→ Aim of the task
Below are some records; give them all again exactly, but not the pictures.

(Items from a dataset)
==================================================
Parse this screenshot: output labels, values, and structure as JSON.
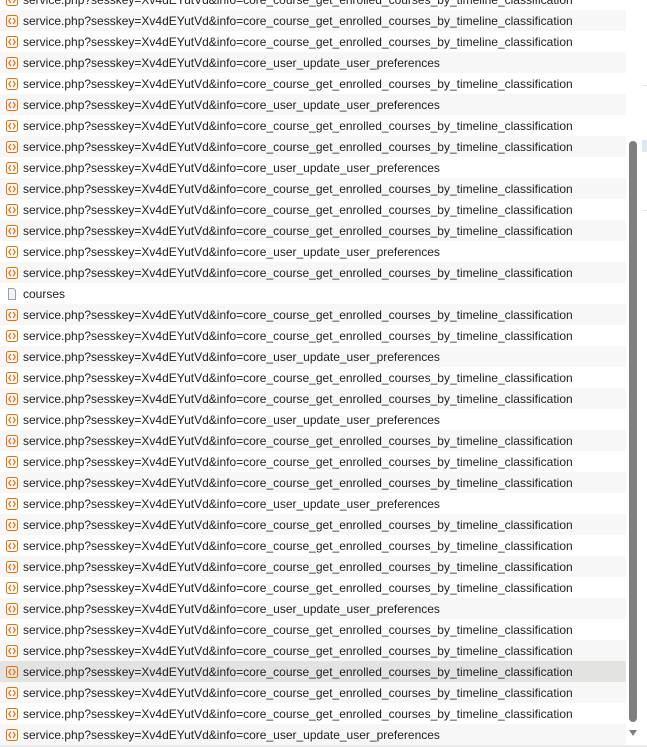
{
  "requests": [
    {
      "name": "service.php?sesskey=Xv4dEYutVd&info=core_course_get_enrolled_courses_by_timeline_classification",
      "type": "xhr-icon"
    },
    {
      "name": "service.php?sesskey=Xv4dEYutVd&info=core_course_get_enrolled_courses_by_timeline_classification",
      "type": "xhr-icon"
    },
    {
      "name": "service.php?sesskey=Xv4dEYutVd&info=core_course_get_enrolled_courses_by_timeline_classification",
      "type": "xhr-icon"
    },
    {
      "name": "service.php?sesskey=Xv4dEYutVd&info=core_user_update_user_preferences",
      "type": "xhr-icon"
    },
    {
      "name": "service.php?sesskey=Xv4dEYutVd&info=core_course_get_enrolled_courses_by_timeline_classification",
      "type": "xhr-icon"
    },
    {
      "name": "service.php?sesskey=Xv4dEYutVd&info=core_user_update_user_preferences",
      "type": "xhr-icon"
    },
    {
      "name": "service.php?sesskey=Xv4dEYutVd&info=core_course_get_enrolled_courses_by_timeline_classification",
      "type": "xhr-icon"
    },
    {
      "name": "service.php?sesskey=Xv4dEYutVd&info=core_course_get_enrolled_courses_by_timeline_classification",
      "type": "xhr-icon"
    },
    {
      "name": "service.php?sesskey=Xv4dEYutVd&info=core_user_update_user_preferences",
      "type": "xhr-icon"
    },
    {
      "name": "service.php?sesskey=Xv4dEYutVd&info=core_course_get_enrolled_courses_by_timeline_classification",
      "type": "xhr-icon"
    },
    {
      "name": "service.php?sesskey=Xv4dEYutVd&info=core_course_get_enrolled_courses_by_timeline_classification",
      "type": "xhr-icon"
    },
    {
      "name": "service.php?sesskey=Xv4dEYutVd&info=core_course_get_enrolled_courses_by_timeline_classification",
      "type": "xhr-icon"
    },
    {
      "name": "service.php?sesskey=Xv4dEYutVd&info=core_user_update_user_preferences",
      "type": "xhr-icon"
    },
    {
      "name": "service.php?sesskey=Xv4dEYutVd&info=core_course_get_enrolled_courses_by_timeline_classification",
      "type": "xhr-icon"
    },
    {
      "name": "courses",
      "type": "document-icon"
    },
    {
      "name": "service.php?sesskey=Xv4dEYutVd&info=core_course_get_enrolled_courses_by_timeline_classification",
      "type": "xhr-icon"
    },
    {
      "name": "service.php?sesskey=Xv4dEYutVd&info=core_course_get_enrolled_courses_by_timeline_classification",
      "type": "xhr-icon"
    },
    {
      "name": "service.php?sesskey=Xv4dEYutVd&info=core_user_update_user_preferences",
      "type": "xhr-icon"
    },
    {
      "name": "service.php?sesskey=Xv4dEYutVd&info=core_course_get_enrolled_courses_by_timeline_classification",
      "type": "xhr-icon"
    },
    {
      "name": "service.php?sesskey=Xv4dEYutVd&info=core_course_get_enrolled_courses_by_timeline_classification",
      "type": "xhr-icon"
    },
    {
      "name": "service.php?sesskey=Xv4dEYutVd&info=core_user_update_user_preferences",
      "type": "xhr-icon"
    },
    {
      "name": "service.php?sesskey=Xv4dEYutVd&info=core_course_get_enrolled_courses_by_timeline_classification",
      "type": "xhr-icon"
    },
    {
      "name": "service.php?sesskey=Xv4dEYutVd&info=core_course_get_enrolled_courses_by_timeline_classification",
      "type": "xhr-icon"
    },
    {
      "name": "service.php?sesskey=Xv4dEYutVd&info=core_course_get_enrolled_courses_by_timeline_classification",
      "type": "xhr-icon"
    },
    {
      "name": "service.php?sesskey=Xv4dEYutVd&info=core_user_update_user_preferences",
      "type": "xhr-icon"
    },
    {
      "name": "service.php?sesskey=Xv4dEYutVd&info=core_course_get_enrolled_courses_by_timeline_classification",
      "type": "xhr-icon"
    },
    {
      "name": "service.php?sesskey=Xv4dEYutVd&info=core_course_get_enrolled_courses_by_timeline_classification",
      "type": "xhr-icon"
    },
    {
      "name": "service.php?sesskey=Xv4dEYutVd&info=core_course_get_enrolled_courses_by_timeline_classification",
      "type": "xhr-icon"
    },
    {
      "name": "service.php?sesskey=Xv4dEYutVd&info=core_course_get_enrolled_courses_by_timeline_classification",
      "type": "xhr-icon"
    },
    {
      "name": "service.php?sesskey=Xv4dEYutVd&info=core_user_update_user_preferences",
      "type": "xhr-icon"
    },
    {
      "name": "service.php?sesskey=Xv4dEYutVd&info=core_course_get_enrolled_courses_by_timeline_classification",
      "type": "xhr-icon"
    },
    {
      "name": "service.php?sesskey=Xv4dEYutVd&info=core_course_get_enrolled_courses_by_timeline_classification",
      "type": "xhr-icon"
    },
    {
      "name": "service.php?sesskey=Xv4dEYutVd&info=core_course_get_enrolled_courses_by_timeline_classification",
      "type": "xhr-icon",
      "selected": true
    },
    {
      "name": "service.php?sesskey=Xv4dEYutVd&info=core_course_get_enrolled_courses_by_timeline_classification",
      "type": "xhr-icon"
    },
    {
      "name": "service.php?sesskey=Xv4dEYutVd&info=core_course_get_enrolled_courses_by_timeline_classification",
      "type": "xhr-icon"
    },
    {
      "name": "service.php?sesskey=Xv4dEYutVd&info=core_user_update_user_preferences",
      "type": "xhr-icon"
    }
  ],
  "colors": {
    "xhr_icon": "#e8710a",
    "document_icon": "#9aa0a6",
    "row_alt": "#f7f7f7",
    "row_selected": "#e3e3e1",
    "text": "#202124",
    "scroll_thumb": "#7f7f7f"
  }
}
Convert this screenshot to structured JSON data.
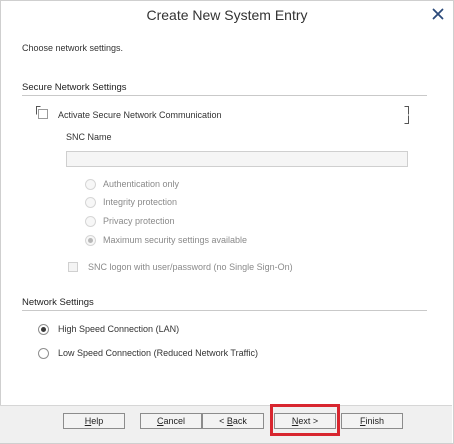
{
  "dialog": {
    "title": "Create New System Entry",
    "intro": "Choose network settings."
  },
  "secure_network": {
    "section_title": "Secure Network Settings",
    "activate_label": "Activate Secure Network Communication",
    "activate_checked": false,
    "snc_name_label": "SNC Name",
    "snc_name_value": "",
    "protection_options": [
      {
        "label": "Authentication only",
        "selected": false,
        "enabled": false
      },
      {
        "label": "Integrity protection",
        "selected": false,
        "enabled": false
      },
      {
        "label": "Privacy protection",
        "selected": false,
        "enabled": false
      },
      {
        "label": "Maximum security settings available",
        "selected": true,
        "enabled": false
      }
    ],
    "snc_logon_label": "SNC logon with user/password (no Single Sign-On)",
    "snc_logon_checked": false
  },
  "network": {
    "section_title": "Network Settings",
    "options": [
      {
        "label": "High Speed Connection (LAN)",
        "selected": true
      },
      {
        "label": "Low Speed Connection (Reduced Network Traffic)",
        "selected": false
      }
    ]
  },
  "buttons": {
    "help": {
      "mnemonic": "H",
      "rest": "elp"
    },
    "cancel": {
      "mnemonic": "C",
      "rest": "ancel"
    },
    "back": {
      "prefix": "< ",
      "mnemonic": "B",
      "rest": "ack"
    },
    "next": {
      "mnemonic": "N",
      "rest": "ext >"
    },
    "finish": {
      "mnemonic": "F",
      "rest": "inish"
    }
  },
  "colors": {
    "highlight": "#d8262f",
    "footer_bg": "#f0f0f0"
  }
}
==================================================
→ Answer space
Parse this screenshot: output labels, values, and structure as JSON.
{
  "requests": [
    {
      "name": "service.php?sesskey=Xv4dEYutVd&info=core_course_get_enrolled_courses_by_timeline_classification",
      "type": "xhr-icon"
    },
    {
      "name": "service.php?sesskey=Xv4dEYutVd&info=core_course_get_enrolled_courses_by_timeline_classification",
      "type": "xhr-icon"
    },
    {
      "name": "service.php?sesskey=Xv4dEYutVd&info=core_course_get_enrolled_courses_by_timeline_classification",
      "type": "xhr-icon"
    },
    {
      "name": "service.php?sesskey=Xv4dEYutVd&info=core_user_update_user_preferences",
      "type": "xhr-icon"
    },
    {
      "name": "service.php?sesskey=Xv4dEYutVd&info=core_course_get_enrolled_courses_by_timeline_classification",
      "type": "xhr-icon"
    },
    {
      "name": "service.php?sesskey=Xv4dEYutVd&info=core_user_update_user_preferences",
      "type": "xhr-icon"
    },
    {
      "name": "service.php?sesskey=Xv4dEYutVd&info=core_course_get_enrolled_courses_by_timeline_classification",
      "type": "xhr-icon"
    },
    {
      "name": "service.php?sesskey=Xv4dEYutVd&info=core_course_get_enrolled_courses_by_timeline_classification",
      "type": "xhr-icon"
    },
    {
      "name": "service.php?sesskey=Xv4dEYutVd&info=core_user_update_user_preferences",
      "type": "xhr-icon"
    },
    {
      "name": "service.php?sesskey=Xv4dEYutVd&info=core_course_get_enrolled_courses_by_timeline_classification",
      "type": "xhr-icon"
    },
    {
      "name": "service.php?sesskey=Xv4dEYutVd&info=core_course_get_enrolled_courses_by_timeline_classification",
      "type": "xhr-icon"
    },
    {
      "name": "service.php?sesskey=Xv4dEYutVd&info=core_course_get_enrolled_courses_by_timeline_classification",
      "type": "xhr-icon"
    },
    {
      "name": "service.php?sesskey=Xv4dEYutVd&info=core_user_update_user_preferences",
      "type": "xhr-icon"
    },
    {
      "name": "service.php?sesskey=Xv4dEYutVd&info=core_course_get_enrolled_courses_by_timeline_classification",
      "type": "xhr-icon"
    },
    {
      "name": "courses",
      "type": "document-icon"
    },
    {
      "name": "service.php?sesskey=Xv4dEYutVd&info=core_course_get_enrolled_courses_by_timeline_classification",
      "type": "xhr-icon"
    },
    {
      "name": "service.php?sesskey=Xv4dEYutVd&info=core_course_get_enrolled_courses_by_timeline_classification",
      "type": "xhr-icon"
    },
    {
      "name": "service.php?sesskey=Xv4dEYutVd&info=core_user_update_user_preferences",
      "type": "xhr-icon"
    },
    {
      "name": "service.php?sesskey=Xv4dEYutVd&info=core_course_get_enrolled_courses_by_timeline_classification",
      "type": "xhr-icon"
    },
    {
      "name": "service.php?sesskey=Xv4dEYutVd&info=core_course_get_enrolled_courses_by_timeline_classification",
      "type": "xhr-icon"
    },
    {
      "name": "service.php?sesskey=Xv4dEYutVd&info=core_user_update_user_preferences",
      "type": "xhr-icon"
    },
    {
      "name": "service.php?sesskey=Xv4dEYutVd&info=core_course_get_enrolled_courses_by_timeline_classification",
      "type": "xhr-icon"
    },
    {
      "name": "service.php?sesskey=Xv4dEYutVd&info=core_course_get_enrolled_courses_by_timeline_classification",
      "type": "xhr-icon"
    },
    {
      "name": "service.php?sesskey=Xv4dEYutVd&info=core_course_get_enrolled_courses_by_timeline_classification",
      "type": "xhr-icon"
    },
    {
      "name": "service.php?sesskey=Xv4dEYutVd&info=core_user_update_user_preferences",
      "type": "xhr-icon"
    },
    {
      "name": "service.php?sesskey=Xv4dEYutVd&info=core_course_get_enrolled_courses_by_timeline_classification",
      "type": "xhr-icon"
    },
    {
      "name": "service.php?sesskey=Xv4dEYutVd&info=core_course_get_enrolled_courses_by_timeline_classification",
      "type": "xhr-icon"
    },
    {
      "name": "service.php?sesskey=Xv4dEYutVd&info=core_course_get_enrolled_courses_by_timeline_classification",
      "type": "xhr-icon"
    },
    {
      "name": "service.php?sesskey=Xv4dEYutVd&info=core_course_get_enrolled_courses_by_timeline_classification",
      "type": "xhr-icon"
    },
    {
      "name": "service.php?sesskey=Xv4dEYutVd&info=core_user_update_user_preferences",
      "type": "xhr-icon"
    },
    {
      "name": "service.php?sesskey=Xv4dEYutVd&info=core_course_get_enrolled_courses_by_timeline_classification",
      "type": "xhr-icon"
    },
    {
      "name": "service.php?sesskey=Xv4dEYutVd&info=core_course_get_enrolled_courses_by_timeline_classification",
      "type": "xhr-icon"
    },
    {
      "name": "service.php?sesskey=Xv4dEYutVd&info=core_course_get_enrolled_courses_by_timeline_classification",
      "type": "xhr-icon",
      "selected": true
    },
    {
      "name": "service.php?sesskey=Xv4dEYutVd&info=core_course_get_enrolled_courses_by_timeline_classification",
      "type": "xhr-icon"
    },
    {
      "name": "service.php?sesskey=Xv4dEYutVd&info=core_course_get_enrolled_courses_by_timeline_classification",
      "type": "xhr-icon"
    },
    {
      "name": "service.php?sesskey=Xv4dEYutVd&info=core_user_update_user_preferences",
      "type": "xhr-icon"
    }
  ],
  "colors": {
    "xhr_icon": "#e8710a",
    "document_icon": "#9aa0a6",
    "row_alt": "#f7f7f7",
    "row_selected": "#e3e3e1",
    "text": "#202124",
    "scroll_thumb": "#7f7f7f"
  }
}
Convert this screenshot to structured JSON data.
{
  "dialog": {
    "title": "Create New System Entry",
    "intro": "Choose network settings."
  },
  "secure_network": {
    "section_title": "Secure Network Settings",
    "activate_label": "Activate Secure Network Communication",
    "activate_checked": false,
    "snc_name_label": "SNC Name",
    "snc_name_value": "",
    "protection_options": [
      {
        "label": "Authentication only",
        "selected": false,
        "enabled": false
      },
      {
        "label": "Integrity protection",
        "selected": false,
        "enabled": false
      },
      {
        "label": "Privacy protection",
        "selected": false,
        "enabled": false
      },
      {
        "label": "Maximum security settings available",
        "selected": true,
        "enabled": false
      }
    ],
    "snc_logon_label": "SNC logon with user/password (no Single Sign-On)",
    "snc_logon_checked": false
  },
  "network": {
    "section_title": "Network Settings",
    "options": [
      {
        "label": "High Speed Connection (LAN)",
        "selected": true
      },
      {
        "label": "Low Speed Connection (Reduced Network Traffic)",
        "selected": false
      }
    ]
  },
  "buttons": {
    "help": {
      "mnemonic": "H",
      "rest": "elp"
    },
    "cancel": {
      "mnemonic": "C",
      "rest": "ancel"
    },
    "back": {
      "prefix": "< ",
      "mnemonic": "B",
      "rest": "ack"
    },
    "next": {
      "mnemonic": "N",
      "rest": "ext >"
    },
    "finish": {
      "mnemonic": "F",
      "rest": "inish"
    }
  },
  "colors": {
    "highlight": "#d8262f",
    "footer_bg": "#f0f0f0"
  }
}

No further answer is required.